HIVE San Francisco

This summer, I am interning at HIVE in San Francisco, CA. HIVE is a San Francisco General Hospital-based organization that focuses on women and couples affected by HIV. This self-described “hub of positive reproductive and sexual health” has provided preconception and prenatal care to those who are affected by HIV since 1989 and since 2004, all babies born in San Francisco have been free of HIV. HIVE also does much of their work online, hosting a website that holds plenty of resources, both for those who are HIV+ and HIV-, as well as a blog, where contributors can share their experiences with HIV, sex, pregnancy, disclosure, and PrEP, among many others. To visit their website, go to

While HIVE’s multi-pronged approach to HIV care addresses many of the inequalities in reproductive and sexual wellness, one of HIVE’s main focuses is tackling the obstacles that stand in the way of one’s access to healthcare and healthcare education. HIVE recognizes HIV as an identity that coexists and intersects with other marginalized identities; for example, the ways in which people of color and folks with lower incomes are disproportionately affected by HIV. HIVE also focuses on PrEP, or pre-exposure prophylaxis, a once-a-day pill for those living without HIV to prevent HIV transmission. HIVE aims to break down the notion that PrEP is solely for one sect of HIV- folks. HIVE champions PrEP as a tool for anyone and everyone as it can relieve the stress of not always being able to express oneself sexually and safely. Read one woman’s story of how PrEP has helped her, or check out another favorite blog post.

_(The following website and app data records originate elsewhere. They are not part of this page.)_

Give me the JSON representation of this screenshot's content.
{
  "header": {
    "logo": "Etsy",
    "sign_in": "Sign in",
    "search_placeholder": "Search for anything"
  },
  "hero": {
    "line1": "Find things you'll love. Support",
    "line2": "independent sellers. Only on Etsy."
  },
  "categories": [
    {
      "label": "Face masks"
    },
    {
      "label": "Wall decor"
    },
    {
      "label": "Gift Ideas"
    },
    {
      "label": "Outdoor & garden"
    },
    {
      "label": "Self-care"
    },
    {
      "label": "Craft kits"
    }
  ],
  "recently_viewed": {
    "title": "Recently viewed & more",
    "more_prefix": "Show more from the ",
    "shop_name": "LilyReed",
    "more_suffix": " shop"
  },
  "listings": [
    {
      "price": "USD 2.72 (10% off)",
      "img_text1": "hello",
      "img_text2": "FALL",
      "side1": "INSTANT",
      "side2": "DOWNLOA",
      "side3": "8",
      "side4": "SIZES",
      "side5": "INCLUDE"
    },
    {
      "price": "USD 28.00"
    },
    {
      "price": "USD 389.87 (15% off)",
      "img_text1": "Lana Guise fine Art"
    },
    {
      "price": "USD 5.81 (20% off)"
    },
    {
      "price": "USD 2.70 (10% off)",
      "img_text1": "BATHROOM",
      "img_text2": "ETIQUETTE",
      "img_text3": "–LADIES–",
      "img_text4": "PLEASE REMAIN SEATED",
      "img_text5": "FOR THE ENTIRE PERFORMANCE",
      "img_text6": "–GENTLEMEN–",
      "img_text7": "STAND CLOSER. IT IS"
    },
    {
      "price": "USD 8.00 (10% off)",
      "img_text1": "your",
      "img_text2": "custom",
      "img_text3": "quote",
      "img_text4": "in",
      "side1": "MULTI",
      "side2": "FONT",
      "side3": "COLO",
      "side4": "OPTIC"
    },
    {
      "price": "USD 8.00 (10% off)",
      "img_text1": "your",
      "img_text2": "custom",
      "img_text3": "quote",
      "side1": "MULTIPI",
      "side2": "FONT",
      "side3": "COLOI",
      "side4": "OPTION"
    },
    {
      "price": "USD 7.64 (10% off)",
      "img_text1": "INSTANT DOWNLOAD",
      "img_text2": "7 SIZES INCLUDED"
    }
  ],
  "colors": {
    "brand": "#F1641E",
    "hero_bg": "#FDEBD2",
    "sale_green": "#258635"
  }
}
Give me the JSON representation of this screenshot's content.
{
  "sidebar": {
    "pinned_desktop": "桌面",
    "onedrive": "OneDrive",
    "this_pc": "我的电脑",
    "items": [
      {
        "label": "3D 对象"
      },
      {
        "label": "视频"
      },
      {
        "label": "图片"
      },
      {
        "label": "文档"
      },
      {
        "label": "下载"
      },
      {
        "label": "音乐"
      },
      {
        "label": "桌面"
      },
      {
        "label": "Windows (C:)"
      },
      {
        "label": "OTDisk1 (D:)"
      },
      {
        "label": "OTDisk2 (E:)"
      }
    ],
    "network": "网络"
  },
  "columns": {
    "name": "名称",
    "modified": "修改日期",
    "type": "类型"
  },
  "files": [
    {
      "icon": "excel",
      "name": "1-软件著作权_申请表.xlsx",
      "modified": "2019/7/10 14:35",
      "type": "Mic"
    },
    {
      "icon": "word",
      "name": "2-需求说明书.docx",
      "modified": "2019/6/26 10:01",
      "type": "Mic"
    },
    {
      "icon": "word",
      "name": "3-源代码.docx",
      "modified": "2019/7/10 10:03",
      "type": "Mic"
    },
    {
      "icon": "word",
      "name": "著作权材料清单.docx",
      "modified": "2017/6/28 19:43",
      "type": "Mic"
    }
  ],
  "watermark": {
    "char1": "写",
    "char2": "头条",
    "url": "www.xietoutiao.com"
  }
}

My time at HIVE consists mostly of working on a patient database, which will house information about their HIV, sexual, reproductive, and social histories. In other words, the database will allow easier access to the results of HIVE’s work. The team will be able to pull information faster for queries such as how many people were infected with HIV in their pregnancy, how many people had undetectable viral loads at delivery, and how many people were engaged in HIV care 6-12 months postpartum. The database will showcase all of the tireless efforts of the HIVE team to engage women and couples in matters of sexual and reproductive justice. This work will further the mission of HIVE—to advance sexual and reproductive wellness—by illustrating to both the HIVE team and others that their work is making a difference in the lives of their patients. 

By summer’s end, I hope to more acutely understand how HIV affects women and couples, especially in the San Francisco Bay Area. I hope to gain perspective into the lives of those whose sexuality intersects with HIV. Finally, I hope that I can turn HIVE’s manifesto into a daily practice.

Gaby Sandor